After reading the interview section, I was inspired to think about how churches could welcome these sorts of stories in their gatherings. Even so, Arbo’s illustration of how childless couples can participate in the life and mission of God seemed limited. There needs to be wisdom in how we can support and encourage our brothers and sisters to be Christ’s disciples, in their different situations, and stages of grief.

A significant portion of the book is spent dealing with infertility treatments and reproductive technologies. In the chapter, ‘A Moral Appraisal of Infertility Treatment’ Arbo cautions couples “not to allow the desire for a biological child to supersede all other biblical, theological, or ethical considerations” (p.93). However, his explanation and subsequent warnings should be weighed carefully. Couples experiencing infertility should seek the advice of someone who is a trusted specialist in the field. For Australian readers, the careful consideration and weighing of Arbo’s advice is even more significant as legislation and procedures will vary from country to country.

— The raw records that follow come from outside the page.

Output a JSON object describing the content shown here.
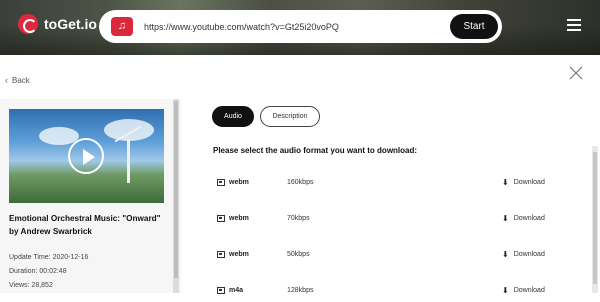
{
  "header": {
    "logo_text": "toGet.io",
    "url_value": "https://www.youtube.com/watch?v=Gt25i20voPQ",
    "start_label": "Start"
  },
  "nav": {
    "back_label": "Back"
  },
  "video": {
    "title": "Emotional Orchestral Music: \"Onward\" by Andrew Swarbrick",
    "update_time": "Update Time: 2020-12-16",
    "duration": "Duration: 00:02:48",
    "views": "Views: 28,852"
  },
  "tabs": {
    "audio": "Audio",
    "description": "Description"
  },
  "prompt": "Please select the audio format you want to download:",
  "formats": [
    {
      "format": "webm",
      "quality": "160kbps",
      "action": "Download"
    },
    {
      "format": "webm",
      "quality": "70kbps",
      "action": "Download"
    },
    {
      "format": "webm",
      "quality": "50kbps",
      "action": "Download"
    },
    {
      "format": "m4a",
      "quality": "128kbps",
      "action": "Download"
    }
  ],
  "colors": {
    "accent": "#d9293a",
    "dark_button": "#111111"
  }
}
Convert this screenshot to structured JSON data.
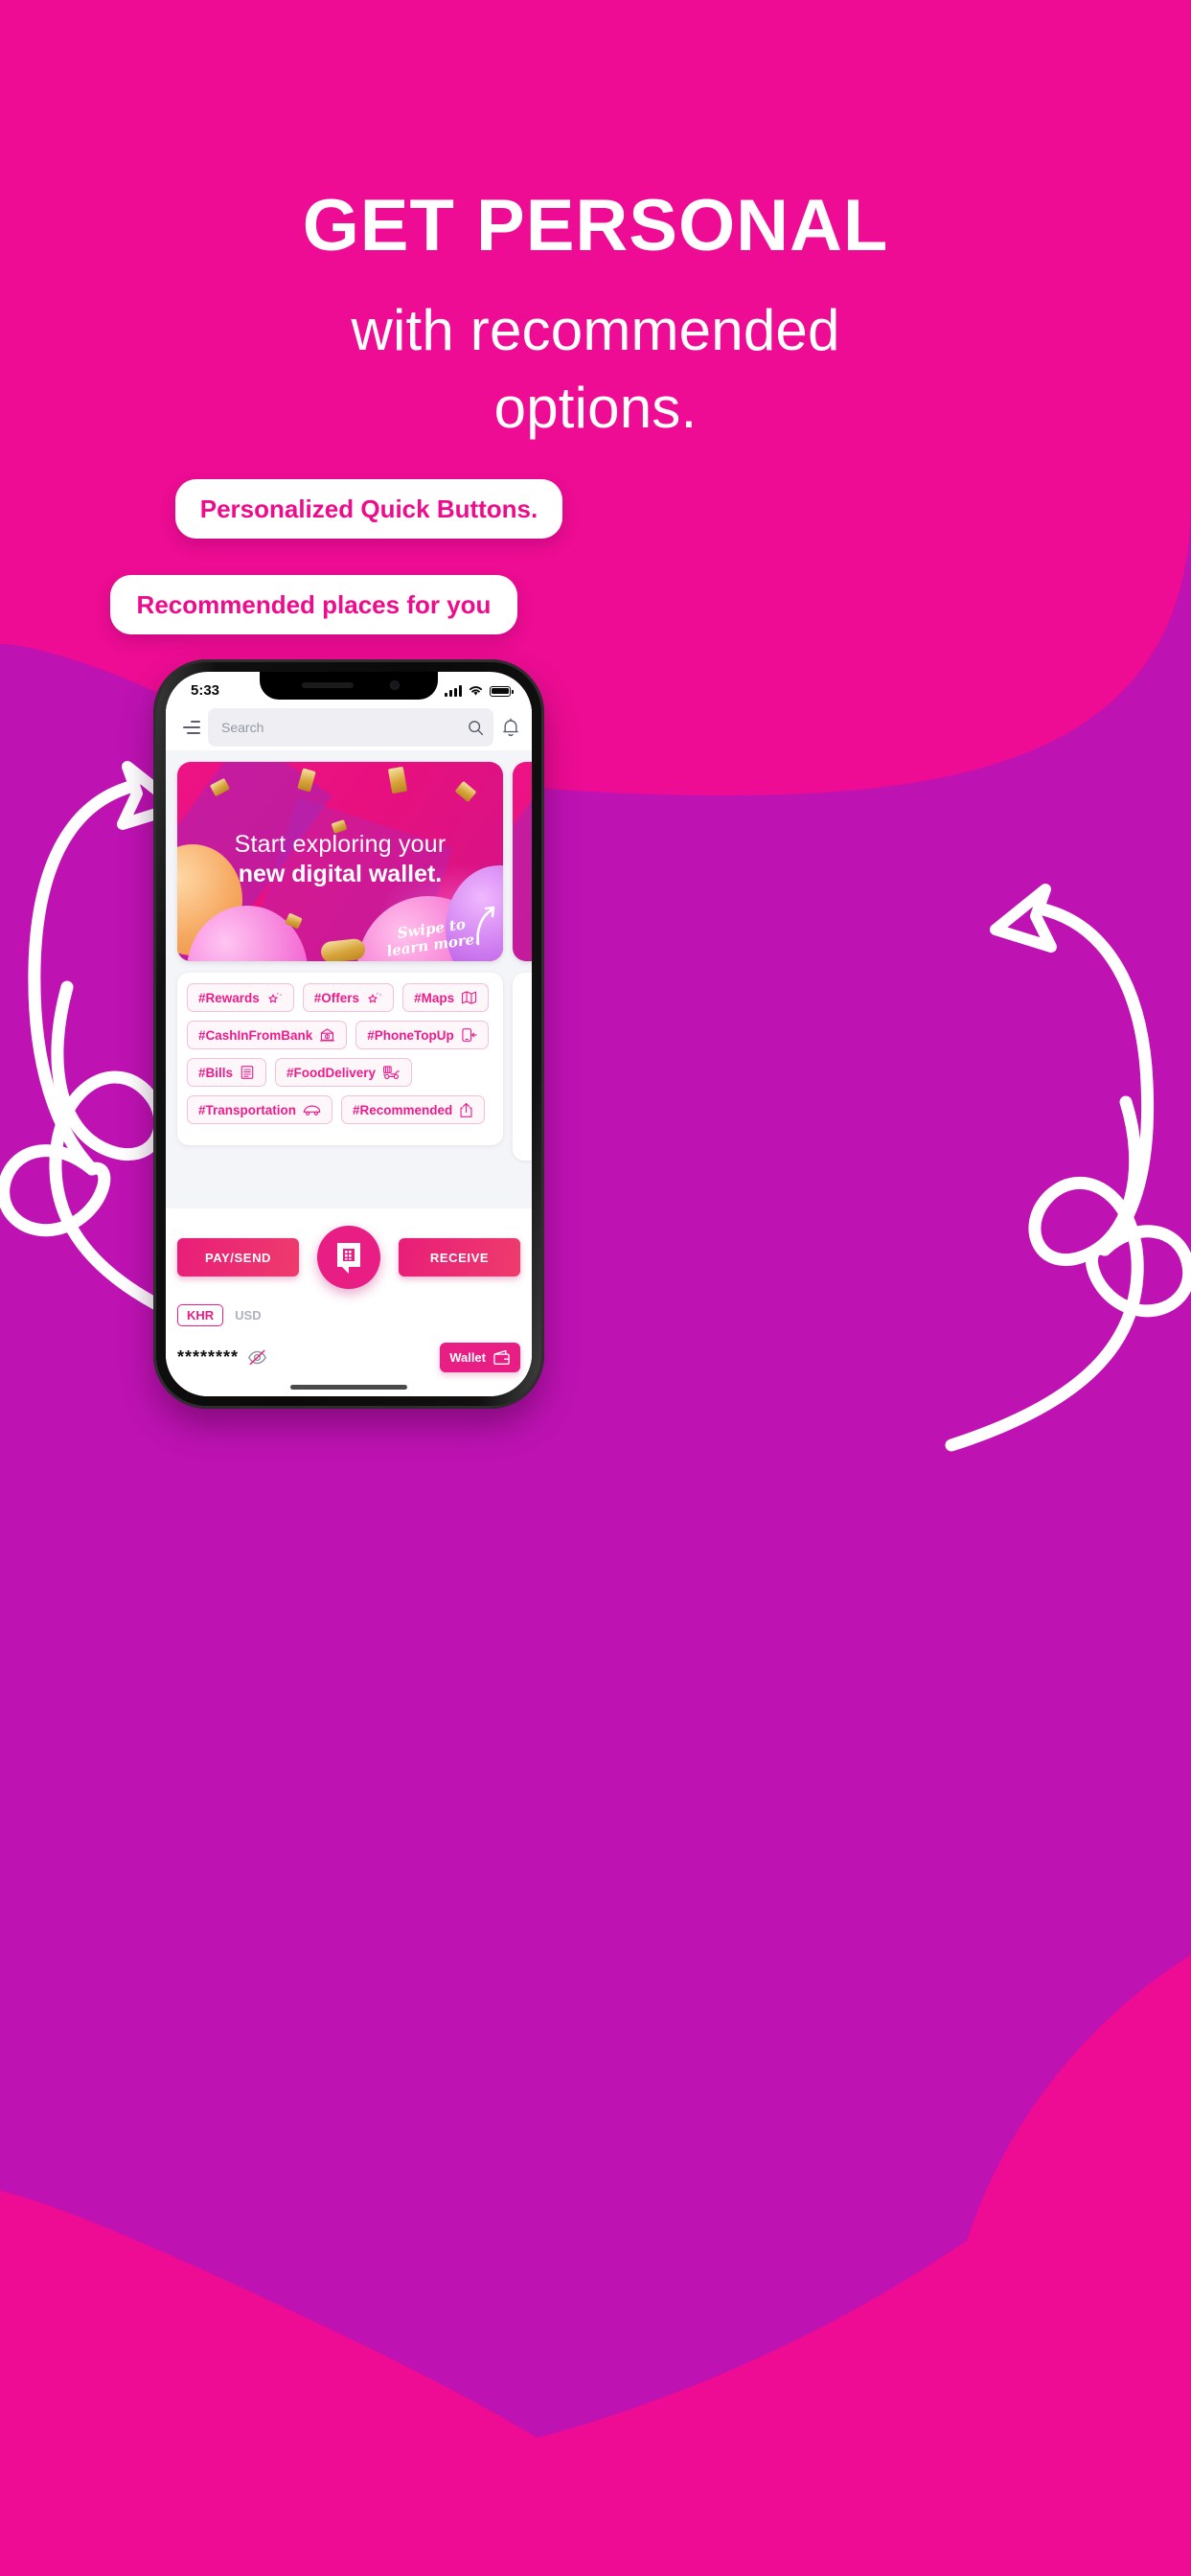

So how should one use this book? For Christians in general, and pastors specifically, engaging with the concepts within the book will be helpful in developing the skills to be a caring brother or sister to friends in a season of grief, loss, and unmet expectations. I’m thankful that the conversation surrounding pregnancy and infertility began for me in my time of premarital counselling – this book would have been a good primer and discussion point for couples to read before and/or during the early years of marriage. I’ve been convinced that we should acknowledge the pain and suffering of our brothers and sisters, and seek to be people of understanding and comfort in this area. Individuals think about pregnancy with their own assumptions and longings, and it may prevent a lot of heartache if we can work through them together, in reflection and prayer to God.